Town Funding of School District Cable Raises Council’s Concern

The Derry Town Council has approved the working budget for Derry Community Television, while expressing the need for a workshop to discuss the relationship between the town’s cable department and the school district.

Chris Martin and Debbie Roy, cable coordinator and assistant coordinator respectively, appeared before the Council at the April 22 budget meeting to discuss their proposed budget of $313,055.

Acting Town Administrator Larry Budreau reminded the Council that Cable is self-funded from franchise fees and does not affect the tax rate.

Roy explained the structure of the department, which includes two channels: Channel 17, with “gavel to gavel” coverage of public meetings; and Channel 23, where any resident with a good idea can put on a show. “We have religion, politics, how-to, a little bit of everything,” she said. Roy noted that public access television keeps the community informed and is a mechanism for free speech.

The working budget for Cable includes no new personnel and a “minor” increase in the payroll, Martin said. He is asking for a new telephone system, a line increase of $5,470, and a new cable remote truck to be funded from the Capital Improvement Plan. The current truck, which they use for shooting off-campus events such as Derryfest, was taken off the road in March because it could not pass inspection, he said.

“It was a converted ambulance,” Martin said. “We got five years out of it.” The new truck is estimated to cost $33,000.

But it was the funds funneled to School Administrative Unit (SAU) 10 that drew the most debate.

The line for “transfer to other governments” is $51,075 and consists of money transferred to the Derry Cooperative School District to pay part of the salary of their cable coordinator, David Minkle.

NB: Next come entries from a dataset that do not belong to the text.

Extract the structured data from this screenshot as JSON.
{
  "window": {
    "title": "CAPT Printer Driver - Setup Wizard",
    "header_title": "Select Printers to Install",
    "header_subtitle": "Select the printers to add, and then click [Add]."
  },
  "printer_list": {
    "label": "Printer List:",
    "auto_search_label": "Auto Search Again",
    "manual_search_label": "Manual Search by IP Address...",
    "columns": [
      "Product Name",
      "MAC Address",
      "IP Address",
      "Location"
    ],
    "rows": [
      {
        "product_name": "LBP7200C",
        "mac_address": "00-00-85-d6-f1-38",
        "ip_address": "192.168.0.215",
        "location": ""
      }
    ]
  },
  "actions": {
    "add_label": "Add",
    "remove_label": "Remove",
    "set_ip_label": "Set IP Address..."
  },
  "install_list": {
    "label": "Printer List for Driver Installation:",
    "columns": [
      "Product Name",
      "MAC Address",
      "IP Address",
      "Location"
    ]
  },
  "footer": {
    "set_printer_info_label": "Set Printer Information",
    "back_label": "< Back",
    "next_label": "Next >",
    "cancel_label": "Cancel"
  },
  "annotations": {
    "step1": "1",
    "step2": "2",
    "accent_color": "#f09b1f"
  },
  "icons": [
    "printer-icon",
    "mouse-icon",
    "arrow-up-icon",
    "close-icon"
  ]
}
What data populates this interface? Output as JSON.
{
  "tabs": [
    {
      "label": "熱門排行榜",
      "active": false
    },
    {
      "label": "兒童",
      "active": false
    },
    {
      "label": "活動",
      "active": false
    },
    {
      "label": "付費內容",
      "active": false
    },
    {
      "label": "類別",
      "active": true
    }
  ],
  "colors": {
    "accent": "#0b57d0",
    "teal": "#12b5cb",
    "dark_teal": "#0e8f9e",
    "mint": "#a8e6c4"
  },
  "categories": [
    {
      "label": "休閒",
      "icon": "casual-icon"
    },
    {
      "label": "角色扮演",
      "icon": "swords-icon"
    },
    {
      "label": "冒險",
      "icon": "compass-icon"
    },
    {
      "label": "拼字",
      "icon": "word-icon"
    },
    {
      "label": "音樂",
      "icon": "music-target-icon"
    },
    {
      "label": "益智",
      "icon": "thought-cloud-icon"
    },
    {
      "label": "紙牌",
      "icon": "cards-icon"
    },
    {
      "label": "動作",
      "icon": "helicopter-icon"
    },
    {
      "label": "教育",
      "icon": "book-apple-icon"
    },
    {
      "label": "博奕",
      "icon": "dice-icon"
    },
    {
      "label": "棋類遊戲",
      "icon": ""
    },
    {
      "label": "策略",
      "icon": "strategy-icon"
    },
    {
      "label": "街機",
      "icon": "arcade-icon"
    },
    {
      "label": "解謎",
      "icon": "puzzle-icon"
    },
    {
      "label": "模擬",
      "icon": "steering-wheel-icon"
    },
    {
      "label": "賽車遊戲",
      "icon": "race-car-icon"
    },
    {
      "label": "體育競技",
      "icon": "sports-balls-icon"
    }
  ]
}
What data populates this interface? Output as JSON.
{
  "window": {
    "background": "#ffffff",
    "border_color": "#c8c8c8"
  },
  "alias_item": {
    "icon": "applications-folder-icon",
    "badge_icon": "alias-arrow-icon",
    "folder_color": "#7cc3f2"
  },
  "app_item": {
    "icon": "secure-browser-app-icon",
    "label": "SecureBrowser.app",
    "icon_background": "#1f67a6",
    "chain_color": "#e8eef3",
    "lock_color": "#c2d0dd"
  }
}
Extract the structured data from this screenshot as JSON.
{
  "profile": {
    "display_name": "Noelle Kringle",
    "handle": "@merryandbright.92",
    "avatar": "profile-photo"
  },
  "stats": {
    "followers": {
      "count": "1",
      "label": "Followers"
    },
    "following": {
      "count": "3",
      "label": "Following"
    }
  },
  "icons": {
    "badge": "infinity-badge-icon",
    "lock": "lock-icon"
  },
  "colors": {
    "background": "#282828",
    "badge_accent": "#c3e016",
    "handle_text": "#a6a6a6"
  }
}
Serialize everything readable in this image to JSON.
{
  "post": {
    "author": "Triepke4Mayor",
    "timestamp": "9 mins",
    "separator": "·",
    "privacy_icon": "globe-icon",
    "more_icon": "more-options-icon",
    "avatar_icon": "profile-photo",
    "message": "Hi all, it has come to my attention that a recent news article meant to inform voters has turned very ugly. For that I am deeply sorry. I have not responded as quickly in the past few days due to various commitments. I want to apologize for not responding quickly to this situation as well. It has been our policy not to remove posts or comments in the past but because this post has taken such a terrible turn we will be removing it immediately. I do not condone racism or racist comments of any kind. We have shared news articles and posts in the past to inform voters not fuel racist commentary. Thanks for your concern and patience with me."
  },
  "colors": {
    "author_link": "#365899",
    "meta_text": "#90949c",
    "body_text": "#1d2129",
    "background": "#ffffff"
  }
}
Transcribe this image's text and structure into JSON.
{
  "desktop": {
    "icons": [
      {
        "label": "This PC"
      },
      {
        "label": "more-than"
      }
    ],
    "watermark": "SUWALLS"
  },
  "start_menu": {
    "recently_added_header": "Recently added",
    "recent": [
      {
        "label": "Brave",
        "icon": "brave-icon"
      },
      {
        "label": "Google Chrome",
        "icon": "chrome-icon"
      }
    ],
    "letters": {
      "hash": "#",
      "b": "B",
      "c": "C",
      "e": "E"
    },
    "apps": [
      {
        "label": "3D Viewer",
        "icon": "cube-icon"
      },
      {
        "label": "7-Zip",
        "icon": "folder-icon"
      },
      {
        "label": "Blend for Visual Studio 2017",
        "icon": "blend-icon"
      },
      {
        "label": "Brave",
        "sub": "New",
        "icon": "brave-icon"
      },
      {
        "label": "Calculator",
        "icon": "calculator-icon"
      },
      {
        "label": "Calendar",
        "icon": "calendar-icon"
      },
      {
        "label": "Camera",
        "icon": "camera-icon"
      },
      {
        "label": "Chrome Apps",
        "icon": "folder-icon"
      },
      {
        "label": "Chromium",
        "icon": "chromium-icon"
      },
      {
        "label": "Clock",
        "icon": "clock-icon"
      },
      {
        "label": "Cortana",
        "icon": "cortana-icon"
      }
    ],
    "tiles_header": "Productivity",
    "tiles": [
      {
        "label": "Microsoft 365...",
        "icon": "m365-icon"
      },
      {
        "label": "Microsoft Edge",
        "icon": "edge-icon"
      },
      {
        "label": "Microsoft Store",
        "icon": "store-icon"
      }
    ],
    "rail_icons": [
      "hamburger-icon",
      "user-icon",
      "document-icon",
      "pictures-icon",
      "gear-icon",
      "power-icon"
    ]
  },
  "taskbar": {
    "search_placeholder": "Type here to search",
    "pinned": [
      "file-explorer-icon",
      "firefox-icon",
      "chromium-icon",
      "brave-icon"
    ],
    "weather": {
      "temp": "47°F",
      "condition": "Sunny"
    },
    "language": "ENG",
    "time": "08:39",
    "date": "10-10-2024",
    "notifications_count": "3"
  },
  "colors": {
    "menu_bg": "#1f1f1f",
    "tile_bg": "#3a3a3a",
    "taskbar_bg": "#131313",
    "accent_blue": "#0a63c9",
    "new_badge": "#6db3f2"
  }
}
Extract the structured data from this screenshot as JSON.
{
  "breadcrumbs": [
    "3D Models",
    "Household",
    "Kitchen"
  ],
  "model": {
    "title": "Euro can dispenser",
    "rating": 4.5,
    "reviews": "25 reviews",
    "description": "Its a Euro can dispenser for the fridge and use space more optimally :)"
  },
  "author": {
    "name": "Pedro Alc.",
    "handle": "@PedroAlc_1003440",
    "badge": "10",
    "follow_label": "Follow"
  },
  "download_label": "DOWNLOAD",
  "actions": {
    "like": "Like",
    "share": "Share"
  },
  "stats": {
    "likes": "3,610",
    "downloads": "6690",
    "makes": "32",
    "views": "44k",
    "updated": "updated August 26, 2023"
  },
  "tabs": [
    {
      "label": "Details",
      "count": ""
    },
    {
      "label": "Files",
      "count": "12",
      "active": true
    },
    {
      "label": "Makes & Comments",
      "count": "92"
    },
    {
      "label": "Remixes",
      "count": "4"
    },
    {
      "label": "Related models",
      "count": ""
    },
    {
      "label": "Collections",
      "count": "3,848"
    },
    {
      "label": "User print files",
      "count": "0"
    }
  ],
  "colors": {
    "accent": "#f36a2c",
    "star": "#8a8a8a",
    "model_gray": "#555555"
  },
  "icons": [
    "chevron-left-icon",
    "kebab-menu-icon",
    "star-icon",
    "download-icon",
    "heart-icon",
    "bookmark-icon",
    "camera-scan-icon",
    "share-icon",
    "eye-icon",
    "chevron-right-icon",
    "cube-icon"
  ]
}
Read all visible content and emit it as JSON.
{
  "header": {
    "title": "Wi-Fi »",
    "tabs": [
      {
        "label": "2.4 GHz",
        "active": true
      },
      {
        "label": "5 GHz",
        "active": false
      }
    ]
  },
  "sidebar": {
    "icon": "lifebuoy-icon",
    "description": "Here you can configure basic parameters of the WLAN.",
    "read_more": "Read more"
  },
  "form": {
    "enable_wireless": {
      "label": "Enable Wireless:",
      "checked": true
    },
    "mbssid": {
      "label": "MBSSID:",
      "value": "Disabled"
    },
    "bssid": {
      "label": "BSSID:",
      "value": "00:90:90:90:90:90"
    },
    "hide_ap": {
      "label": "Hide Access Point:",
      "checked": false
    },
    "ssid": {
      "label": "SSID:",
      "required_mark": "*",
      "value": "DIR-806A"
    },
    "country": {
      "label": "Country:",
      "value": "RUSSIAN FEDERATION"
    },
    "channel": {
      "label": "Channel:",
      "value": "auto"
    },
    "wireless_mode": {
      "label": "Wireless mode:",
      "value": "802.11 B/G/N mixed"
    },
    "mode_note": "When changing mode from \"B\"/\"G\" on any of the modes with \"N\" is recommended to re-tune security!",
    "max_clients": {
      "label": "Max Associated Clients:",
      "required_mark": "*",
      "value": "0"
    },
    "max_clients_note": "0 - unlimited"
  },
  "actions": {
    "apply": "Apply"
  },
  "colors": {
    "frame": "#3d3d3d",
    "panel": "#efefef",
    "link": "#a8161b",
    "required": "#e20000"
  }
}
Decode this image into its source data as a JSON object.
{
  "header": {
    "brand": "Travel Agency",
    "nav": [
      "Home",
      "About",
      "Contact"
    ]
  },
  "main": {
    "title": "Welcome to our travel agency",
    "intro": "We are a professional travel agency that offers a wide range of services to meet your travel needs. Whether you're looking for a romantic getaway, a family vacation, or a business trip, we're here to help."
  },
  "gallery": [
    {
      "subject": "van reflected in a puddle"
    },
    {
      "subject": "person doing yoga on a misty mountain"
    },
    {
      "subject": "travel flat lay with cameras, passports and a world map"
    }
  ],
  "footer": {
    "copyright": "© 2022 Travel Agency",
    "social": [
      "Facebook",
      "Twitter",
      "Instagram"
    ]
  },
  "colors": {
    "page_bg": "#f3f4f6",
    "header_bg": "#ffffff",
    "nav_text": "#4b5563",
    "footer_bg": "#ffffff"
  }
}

Council Chairman Mark Osborne said this practice had always bothered him.

“We have customers in Derry that pay for cable service,” Osborne said. “In any other business, the customers would expect you to invest in yourselves, to provide even better service.”

But if they approve the transfer, Osborne said, “this Council swoops down, raids your revenue and gives it to the school.” Osborne, a lawyer, observed that if his clients did the same thing, they would go to jail.

Chief Financial Officer Frank Childs clarified that the funds only go to the school cable department, and that channel can be accessed by residents as well as Channels 17 and 23.

“Mr. Minkle is a full-time school employee, and we subsidize him when he does the cable end of it,” Martin explained.

“How is this not double taxation?” Osborne countered. “I pay my cable bill, I also pay my property tax. If you were able to hold on to the $51,000, would you find something to do with it?”

Martin said, “Dave is doing the same function we are.”

But Osborne wondered, “Why doesn’t the school district pay for its own people?”

The breakdown of the $51,075 is as follows: Minkle, $25,325; Ray Larose, information technology director, $15,620; and equipment, $10,130.

Councilor Tom Cardon asked what the result would be if the $51,076 were cut.

“It would be up to the school to decide if they wanted to keep their educational channel,” Martin responded.

If the school decided to keep the channel, it would result in another $51,000 on the school budget, Cardon said.

Councilor David Fischer said, “I feel strongly that any partnership with the schools needs to continue. Communication is important. If we zero out this line, we’re making a statement.”

A vote was taken, with Cardon, Albert Dimmock and Osborne in favor of cutting the $51,076 and Fischer, Michael Fairbanks, Phyllis Katsakiores and Joshua Bourdon against it. The motion failed.

Fairbanks asked for a future workshop on the issue, noting it had come up before.

The final budget was approved 6-1, with Osborne the dissenting vote.